Top of Material for this task
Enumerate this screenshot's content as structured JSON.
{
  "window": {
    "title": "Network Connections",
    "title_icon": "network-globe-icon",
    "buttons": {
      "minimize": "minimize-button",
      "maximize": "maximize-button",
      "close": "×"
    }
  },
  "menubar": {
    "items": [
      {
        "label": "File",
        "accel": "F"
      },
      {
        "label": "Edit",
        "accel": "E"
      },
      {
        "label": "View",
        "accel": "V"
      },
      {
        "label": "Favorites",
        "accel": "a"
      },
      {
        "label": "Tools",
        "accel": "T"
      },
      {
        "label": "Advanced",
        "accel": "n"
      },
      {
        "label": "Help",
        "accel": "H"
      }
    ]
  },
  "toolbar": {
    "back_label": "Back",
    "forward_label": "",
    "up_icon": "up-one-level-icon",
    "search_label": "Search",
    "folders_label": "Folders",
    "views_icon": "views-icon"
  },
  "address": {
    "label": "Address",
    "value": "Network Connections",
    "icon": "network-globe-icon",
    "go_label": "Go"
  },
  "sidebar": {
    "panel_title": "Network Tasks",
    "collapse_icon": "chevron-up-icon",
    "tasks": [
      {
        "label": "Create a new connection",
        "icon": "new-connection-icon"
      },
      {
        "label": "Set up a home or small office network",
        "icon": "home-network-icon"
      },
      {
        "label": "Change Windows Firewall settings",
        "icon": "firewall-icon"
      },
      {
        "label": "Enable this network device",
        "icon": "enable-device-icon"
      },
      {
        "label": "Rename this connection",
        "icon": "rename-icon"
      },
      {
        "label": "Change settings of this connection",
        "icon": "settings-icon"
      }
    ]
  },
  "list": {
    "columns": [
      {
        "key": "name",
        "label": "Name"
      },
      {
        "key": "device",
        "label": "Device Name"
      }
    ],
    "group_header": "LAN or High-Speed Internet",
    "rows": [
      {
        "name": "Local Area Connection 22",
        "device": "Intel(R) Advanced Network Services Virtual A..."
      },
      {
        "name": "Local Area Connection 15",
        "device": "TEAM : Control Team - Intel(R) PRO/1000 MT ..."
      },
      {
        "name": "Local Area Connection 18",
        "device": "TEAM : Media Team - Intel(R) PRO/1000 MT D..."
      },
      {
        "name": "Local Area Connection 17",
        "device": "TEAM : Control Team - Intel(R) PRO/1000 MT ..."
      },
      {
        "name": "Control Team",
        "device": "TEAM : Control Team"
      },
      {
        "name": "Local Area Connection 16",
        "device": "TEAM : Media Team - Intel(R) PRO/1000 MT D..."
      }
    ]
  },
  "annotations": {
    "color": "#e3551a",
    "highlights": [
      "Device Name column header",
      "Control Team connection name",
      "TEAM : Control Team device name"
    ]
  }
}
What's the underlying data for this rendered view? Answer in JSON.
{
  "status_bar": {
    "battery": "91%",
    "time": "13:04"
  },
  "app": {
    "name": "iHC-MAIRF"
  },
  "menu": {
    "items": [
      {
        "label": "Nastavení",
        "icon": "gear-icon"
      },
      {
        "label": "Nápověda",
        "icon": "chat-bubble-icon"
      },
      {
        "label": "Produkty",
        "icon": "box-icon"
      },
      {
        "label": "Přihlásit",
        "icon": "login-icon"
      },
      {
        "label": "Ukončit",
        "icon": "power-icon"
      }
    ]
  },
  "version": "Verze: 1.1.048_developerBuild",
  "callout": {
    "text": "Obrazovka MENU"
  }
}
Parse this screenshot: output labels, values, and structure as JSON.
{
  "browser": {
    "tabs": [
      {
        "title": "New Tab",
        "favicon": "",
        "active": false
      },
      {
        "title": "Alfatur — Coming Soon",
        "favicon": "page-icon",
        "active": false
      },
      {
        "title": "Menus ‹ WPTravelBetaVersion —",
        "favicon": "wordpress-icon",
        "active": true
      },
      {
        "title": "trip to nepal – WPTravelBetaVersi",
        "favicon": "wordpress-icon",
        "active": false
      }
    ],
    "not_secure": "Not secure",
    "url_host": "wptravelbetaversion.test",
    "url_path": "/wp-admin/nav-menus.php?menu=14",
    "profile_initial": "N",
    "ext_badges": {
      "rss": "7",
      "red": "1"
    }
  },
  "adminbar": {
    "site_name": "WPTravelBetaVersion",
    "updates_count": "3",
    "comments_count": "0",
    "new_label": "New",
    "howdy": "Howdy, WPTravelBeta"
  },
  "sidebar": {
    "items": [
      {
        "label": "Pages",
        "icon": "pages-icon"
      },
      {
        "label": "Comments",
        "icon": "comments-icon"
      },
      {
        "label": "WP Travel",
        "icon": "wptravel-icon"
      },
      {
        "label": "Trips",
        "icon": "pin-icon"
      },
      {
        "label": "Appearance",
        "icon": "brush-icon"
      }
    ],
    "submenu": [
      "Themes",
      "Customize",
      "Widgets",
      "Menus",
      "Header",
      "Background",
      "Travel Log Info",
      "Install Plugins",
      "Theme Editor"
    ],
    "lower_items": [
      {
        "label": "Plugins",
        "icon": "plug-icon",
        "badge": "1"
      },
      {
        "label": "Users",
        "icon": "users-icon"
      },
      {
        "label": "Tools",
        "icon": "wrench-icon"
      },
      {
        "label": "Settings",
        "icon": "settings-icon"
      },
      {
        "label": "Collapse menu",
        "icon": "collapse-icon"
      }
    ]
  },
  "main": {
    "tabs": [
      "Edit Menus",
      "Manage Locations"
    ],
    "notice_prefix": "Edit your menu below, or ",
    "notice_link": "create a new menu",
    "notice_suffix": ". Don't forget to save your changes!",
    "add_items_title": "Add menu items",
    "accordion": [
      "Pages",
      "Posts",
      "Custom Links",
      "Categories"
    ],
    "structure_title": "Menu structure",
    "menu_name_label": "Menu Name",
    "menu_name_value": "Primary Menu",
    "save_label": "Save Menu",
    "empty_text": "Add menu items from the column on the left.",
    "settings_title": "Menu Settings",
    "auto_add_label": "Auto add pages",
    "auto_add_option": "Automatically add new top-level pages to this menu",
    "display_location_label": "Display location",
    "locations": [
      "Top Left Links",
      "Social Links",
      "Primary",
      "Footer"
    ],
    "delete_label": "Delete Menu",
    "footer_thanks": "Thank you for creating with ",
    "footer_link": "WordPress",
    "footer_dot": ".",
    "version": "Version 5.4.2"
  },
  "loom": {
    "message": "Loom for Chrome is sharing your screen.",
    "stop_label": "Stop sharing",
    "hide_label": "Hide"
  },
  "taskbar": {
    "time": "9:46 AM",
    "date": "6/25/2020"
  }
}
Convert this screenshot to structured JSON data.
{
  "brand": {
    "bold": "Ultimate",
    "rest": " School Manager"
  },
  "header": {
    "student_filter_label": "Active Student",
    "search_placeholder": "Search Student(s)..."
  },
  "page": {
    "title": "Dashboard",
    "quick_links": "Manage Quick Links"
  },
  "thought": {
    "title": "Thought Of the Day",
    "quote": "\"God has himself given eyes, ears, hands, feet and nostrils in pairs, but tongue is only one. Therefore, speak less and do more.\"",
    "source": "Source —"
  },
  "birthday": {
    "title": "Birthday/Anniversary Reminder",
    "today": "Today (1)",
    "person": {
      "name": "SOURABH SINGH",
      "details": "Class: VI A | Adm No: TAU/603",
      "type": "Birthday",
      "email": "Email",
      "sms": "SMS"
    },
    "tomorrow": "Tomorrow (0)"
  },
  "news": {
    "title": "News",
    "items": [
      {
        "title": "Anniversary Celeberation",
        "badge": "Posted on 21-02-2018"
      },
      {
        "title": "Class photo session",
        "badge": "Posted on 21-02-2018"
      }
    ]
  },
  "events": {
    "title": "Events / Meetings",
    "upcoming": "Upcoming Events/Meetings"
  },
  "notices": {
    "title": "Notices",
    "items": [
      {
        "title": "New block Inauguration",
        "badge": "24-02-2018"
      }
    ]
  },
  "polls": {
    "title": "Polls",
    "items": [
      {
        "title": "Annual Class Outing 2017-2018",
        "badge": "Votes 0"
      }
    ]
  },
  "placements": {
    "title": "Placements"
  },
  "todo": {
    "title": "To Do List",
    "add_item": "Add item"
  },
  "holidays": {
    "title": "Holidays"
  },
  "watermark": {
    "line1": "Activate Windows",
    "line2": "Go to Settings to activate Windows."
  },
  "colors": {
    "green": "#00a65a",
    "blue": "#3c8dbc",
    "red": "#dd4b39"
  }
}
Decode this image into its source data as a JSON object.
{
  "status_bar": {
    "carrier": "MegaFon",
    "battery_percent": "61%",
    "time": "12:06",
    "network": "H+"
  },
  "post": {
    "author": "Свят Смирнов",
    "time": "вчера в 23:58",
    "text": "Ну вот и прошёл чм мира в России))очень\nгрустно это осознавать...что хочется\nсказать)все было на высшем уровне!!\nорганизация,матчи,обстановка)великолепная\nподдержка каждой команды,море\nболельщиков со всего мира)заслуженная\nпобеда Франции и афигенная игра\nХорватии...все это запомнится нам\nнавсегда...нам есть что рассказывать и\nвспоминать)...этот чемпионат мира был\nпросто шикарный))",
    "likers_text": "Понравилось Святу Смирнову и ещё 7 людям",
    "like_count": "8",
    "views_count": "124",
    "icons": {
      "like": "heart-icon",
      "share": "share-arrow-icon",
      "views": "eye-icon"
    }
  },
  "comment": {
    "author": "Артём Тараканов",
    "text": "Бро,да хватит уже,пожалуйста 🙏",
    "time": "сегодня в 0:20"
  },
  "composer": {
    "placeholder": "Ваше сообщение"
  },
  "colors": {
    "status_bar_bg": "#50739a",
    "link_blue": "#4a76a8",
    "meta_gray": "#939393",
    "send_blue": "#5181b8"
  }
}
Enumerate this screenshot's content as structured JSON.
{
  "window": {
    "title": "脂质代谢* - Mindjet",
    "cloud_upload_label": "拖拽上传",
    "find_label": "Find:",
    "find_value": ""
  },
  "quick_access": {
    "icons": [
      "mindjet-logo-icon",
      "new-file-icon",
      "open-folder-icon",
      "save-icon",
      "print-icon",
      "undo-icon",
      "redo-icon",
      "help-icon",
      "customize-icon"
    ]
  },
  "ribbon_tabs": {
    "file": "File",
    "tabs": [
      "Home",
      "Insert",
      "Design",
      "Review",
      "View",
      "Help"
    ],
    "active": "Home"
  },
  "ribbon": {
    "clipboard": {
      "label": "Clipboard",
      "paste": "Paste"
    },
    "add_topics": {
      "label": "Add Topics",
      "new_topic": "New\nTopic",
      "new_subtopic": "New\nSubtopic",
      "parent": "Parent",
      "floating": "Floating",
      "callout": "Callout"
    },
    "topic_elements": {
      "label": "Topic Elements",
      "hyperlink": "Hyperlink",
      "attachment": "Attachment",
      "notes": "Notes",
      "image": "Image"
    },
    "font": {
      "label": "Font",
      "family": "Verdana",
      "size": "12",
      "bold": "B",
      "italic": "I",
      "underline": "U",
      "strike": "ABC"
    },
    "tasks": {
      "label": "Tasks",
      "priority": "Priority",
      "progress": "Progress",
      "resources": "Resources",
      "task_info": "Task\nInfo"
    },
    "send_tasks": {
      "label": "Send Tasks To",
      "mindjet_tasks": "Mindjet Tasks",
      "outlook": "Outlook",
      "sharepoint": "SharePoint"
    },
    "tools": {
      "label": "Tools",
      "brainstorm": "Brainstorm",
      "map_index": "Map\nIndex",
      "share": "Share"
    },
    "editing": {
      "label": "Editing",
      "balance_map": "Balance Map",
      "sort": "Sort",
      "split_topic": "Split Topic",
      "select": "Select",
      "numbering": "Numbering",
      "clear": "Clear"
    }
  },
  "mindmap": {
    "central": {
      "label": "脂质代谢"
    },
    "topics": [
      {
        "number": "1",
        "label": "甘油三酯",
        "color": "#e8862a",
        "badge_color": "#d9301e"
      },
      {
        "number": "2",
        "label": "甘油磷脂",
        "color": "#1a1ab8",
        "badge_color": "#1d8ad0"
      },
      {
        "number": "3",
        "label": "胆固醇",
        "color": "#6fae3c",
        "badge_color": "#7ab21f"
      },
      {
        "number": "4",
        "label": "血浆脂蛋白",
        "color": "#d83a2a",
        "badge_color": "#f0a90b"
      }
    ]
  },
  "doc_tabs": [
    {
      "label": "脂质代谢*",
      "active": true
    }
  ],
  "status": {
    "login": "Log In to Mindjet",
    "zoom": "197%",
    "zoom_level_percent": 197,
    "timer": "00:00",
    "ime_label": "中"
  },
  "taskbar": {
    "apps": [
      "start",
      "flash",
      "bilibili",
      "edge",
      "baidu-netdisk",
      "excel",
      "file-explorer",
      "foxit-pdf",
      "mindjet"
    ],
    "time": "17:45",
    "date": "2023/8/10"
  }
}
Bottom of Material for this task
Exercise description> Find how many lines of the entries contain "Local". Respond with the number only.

Answer to the problem> 5